Joly at Better Badges did the litho printing for the fanzine and sorted out the badges. Southern Studios took care of the flexi disc by Crass, but I can’t remember where they had it pressed, or how many exactly were manufactured. The Crass flexi discs were written in red for the original publication of Toxic Grafity, others were written in silver for subsequent issues of the fanzine.
Eventually there were five Toxic Grafity fanzines that were produced and sold from 1978 – 1981.
Toxic Grafity issue 6 and 7 were planned and in large part nearly prepared, but I became a father in March 1982 (I’m now a grandfather, twice), and ‘reality’ stepped in quite soon after so all those projects were cancelled.
The later Toxic Grafity’s, including the issue above, had dropped the whole band interview thing and had became more like an anarcho-punk agit-art magazine, similar to what Kill Your Pet Puppy would evolve into.
By 1983 I was doing a lot of dispatching and also a lot of ‘white van man’ work until sometime in 1989. While doing these small jobs, a friend of mine, Wayne Minor (from Brixton’s 121 Railton Road bookshop) and myself brought out one issue of “The Commonweal” which was a more mainstream anarchist publication in 1985.
In 1989 I entered university as a mature student.
I now live and work in the middle east.

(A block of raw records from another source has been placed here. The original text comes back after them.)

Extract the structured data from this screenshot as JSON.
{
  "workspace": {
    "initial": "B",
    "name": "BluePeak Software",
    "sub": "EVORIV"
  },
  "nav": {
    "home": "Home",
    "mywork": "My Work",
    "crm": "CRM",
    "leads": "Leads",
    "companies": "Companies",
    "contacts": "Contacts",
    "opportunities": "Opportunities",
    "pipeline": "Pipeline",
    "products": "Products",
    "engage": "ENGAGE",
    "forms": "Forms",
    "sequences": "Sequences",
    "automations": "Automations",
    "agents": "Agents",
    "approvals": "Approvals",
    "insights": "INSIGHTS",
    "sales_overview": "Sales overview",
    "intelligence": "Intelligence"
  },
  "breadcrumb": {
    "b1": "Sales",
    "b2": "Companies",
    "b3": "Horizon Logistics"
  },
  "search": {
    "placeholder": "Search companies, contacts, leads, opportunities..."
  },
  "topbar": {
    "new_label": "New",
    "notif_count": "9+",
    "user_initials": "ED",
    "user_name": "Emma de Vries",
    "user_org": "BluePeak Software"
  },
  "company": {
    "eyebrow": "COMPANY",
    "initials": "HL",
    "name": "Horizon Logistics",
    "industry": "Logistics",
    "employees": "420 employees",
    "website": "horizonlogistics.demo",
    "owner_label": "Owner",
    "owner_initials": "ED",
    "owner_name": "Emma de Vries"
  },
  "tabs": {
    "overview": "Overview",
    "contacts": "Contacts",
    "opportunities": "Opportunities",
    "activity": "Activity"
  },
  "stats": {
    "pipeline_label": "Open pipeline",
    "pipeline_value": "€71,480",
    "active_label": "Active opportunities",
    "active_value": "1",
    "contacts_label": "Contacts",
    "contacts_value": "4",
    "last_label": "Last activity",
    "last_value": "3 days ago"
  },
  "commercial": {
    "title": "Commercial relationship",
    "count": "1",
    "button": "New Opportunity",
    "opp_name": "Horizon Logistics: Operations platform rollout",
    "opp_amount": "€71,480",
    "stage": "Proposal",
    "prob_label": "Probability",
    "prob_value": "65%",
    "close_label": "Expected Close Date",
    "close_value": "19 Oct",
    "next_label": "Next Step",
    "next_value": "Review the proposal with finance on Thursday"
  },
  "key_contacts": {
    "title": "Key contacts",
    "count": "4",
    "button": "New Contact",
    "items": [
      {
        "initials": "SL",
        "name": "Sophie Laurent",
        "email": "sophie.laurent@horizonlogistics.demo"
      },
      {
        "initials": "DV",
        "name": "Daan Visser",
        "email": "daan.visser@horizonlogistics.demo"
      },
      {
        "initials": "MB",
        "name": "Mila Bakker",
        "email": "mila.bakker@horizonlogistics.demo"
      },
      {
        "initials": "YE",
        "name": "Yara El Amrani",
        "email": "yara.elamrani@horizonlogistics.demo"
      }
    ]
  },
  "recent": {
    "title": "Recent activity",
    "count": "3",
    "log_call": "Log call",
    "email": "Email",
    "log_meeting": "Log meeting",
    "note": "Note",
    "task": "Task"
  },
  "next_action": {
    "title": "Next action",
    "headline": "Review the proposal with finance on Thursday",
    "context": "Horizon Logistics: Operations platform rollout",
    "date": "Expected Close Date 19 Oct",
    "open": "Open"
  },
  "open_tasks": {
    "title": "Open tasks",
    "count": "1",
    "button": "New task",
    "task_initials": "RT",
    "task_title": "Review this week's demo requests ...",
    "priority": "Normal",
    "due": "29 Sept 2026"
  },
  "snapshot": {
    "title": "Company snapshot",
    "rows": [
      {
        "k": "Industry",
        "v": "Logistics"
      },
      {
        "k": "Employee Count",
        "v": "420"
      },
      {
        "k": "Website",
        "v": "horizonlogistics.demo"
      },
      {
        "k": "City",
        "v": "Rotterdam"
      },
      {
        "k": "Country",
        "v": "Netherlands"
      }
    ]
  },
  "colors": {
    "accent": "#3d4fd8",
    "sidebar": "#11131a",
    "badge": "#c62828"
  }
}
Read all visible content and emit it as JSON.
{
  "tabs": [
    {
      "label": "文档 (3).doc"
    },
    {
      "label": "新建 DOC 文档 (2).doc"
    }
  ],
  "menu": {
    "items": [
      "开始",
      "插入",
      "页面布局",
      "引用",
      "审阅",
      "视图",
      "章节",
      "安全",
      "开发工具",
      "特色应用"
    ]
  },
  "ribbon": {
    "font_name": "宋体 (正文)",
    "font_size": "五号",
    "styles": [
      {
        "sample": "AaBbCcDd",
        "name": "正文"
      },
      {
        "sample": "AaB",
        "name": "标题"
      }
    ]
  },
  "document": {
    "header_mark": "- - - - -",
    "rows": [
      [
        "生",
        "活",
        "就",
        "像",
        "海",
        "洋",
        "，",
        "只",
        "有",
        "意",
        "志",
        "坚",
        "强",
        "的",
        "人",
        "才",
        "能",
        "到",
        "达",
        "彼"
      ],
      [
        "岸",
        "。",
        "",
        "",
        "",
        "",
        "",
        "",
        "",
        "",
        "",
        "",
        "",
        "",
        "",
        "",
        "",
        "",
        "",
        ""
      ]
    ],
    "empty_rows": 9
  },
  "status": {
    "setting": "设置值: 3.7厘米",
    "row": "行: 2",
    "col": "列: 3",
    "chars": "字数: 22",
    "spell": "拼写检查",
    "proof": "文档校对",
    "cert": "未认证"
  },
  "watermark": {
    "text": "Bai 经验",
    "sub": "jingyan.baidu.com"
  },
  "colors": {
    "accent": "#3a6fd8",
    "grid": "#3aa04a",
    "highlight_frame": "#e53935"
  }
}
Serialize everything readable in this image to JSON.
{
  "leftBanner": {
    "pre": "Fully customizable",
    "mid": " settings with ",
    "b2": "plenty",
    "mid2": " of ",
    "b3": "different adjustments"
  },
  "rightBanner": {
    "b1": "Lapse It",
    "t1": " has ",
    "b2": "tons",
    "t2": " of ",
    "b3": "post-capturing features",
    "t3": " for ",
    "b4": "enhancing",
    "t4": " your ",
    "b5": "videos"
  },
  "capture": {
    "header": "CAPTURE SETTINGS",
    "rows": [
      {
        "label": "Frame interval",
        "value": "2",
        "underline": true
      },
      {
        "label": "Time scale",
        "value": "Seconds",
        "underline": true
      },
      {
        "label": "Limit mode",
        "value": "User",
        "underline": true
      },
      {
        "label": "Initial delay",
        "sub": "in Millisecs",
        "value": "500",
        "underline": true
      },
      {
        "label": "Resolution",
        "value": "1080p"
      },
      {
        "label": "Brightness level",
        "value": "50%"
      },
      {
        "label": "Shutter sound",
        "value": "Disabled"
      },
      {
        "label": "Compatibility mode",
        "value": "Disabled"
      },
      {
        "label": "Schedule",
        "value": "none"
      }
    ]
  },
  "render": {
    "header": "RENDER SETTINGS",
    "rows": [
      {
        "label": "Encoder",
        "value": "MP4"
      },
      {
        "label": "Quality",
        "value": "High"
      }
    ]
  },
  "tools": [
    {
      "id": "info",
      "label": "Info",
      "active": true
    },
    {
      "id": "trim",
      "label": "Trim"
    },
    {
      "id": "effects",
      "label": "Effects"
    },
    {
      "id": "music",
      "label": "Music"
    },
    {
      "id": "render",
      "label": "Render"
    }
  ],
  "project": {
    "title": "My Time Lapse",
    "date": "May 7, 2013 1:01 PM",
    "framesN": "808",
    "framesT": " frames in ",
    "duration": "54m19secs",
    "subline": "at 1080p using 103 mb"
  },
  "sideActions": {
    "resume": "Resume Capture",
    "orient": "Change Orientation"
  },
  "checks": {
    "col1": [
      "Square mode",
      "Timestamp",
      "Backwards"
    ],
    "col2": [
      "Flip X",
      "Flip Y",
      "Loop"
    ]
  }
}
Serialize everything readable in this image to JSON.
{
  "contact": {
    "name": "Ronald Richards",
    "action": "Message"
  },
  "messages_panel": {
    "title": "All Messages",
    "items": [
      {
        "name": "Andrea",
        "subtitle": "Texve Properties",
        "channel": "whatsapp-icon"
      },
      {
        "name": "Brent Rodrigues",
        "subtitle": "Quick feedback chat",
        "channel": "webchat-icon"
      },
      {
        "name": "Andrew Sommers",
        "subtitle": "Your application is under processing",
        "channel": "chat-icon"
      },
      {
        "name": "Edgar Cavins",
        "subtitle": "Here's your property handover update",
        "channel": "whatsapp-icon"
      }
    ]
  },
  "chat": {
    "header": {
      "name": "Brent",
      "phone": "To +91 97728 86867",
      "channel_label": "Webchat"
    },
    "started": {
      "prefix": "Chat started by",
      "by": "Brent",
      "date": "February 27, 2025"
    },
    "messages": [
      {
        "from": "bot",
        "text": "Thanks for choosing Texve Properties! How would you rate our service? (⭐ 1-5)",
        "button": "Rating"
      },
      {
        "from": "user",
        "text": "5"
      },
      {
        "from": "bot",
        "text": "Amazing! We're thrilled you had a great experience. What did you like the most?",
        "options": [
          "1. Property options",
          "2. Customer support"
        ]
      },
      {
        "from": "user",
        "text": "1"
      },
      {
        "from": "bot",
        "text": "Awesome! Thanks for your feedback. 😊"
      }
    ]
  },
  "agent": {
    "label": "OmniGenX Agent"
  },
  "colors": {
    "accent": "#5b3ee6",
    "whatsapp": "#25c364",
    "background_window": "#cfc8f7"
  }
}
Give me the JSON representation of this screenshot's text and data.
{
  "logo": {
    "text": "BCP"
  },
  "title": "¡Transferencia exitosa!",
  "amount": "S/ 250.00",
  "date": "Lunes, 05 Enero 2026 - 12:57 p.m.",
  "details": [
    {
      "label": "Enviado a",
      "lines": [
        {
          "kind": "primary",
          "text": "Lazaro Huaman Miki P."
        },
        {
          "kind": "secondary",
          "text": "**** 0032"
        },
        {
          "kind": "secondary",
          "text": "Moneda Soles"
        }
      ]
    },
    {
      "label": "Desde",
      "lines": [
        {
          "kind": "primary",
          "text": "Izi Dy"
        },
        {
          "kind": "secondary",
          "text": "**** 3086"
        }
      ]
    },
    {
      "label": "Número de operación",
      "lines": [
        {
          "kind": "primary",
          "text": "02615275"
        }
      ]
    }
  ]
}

To advertise this issue of Toxic Grafity, Crass arranged to press up a few hundred vinyl copies of the same version of ‘Rival Tribal Rebel Revel’ to give to record stores that were ordering the fanzine in bulk. This was so the shop had a ‘hard’ vinyl copy that the shop could play rather than play the flexi disc from the fanzine if any potential buyers wanted a snippet pre buying the product.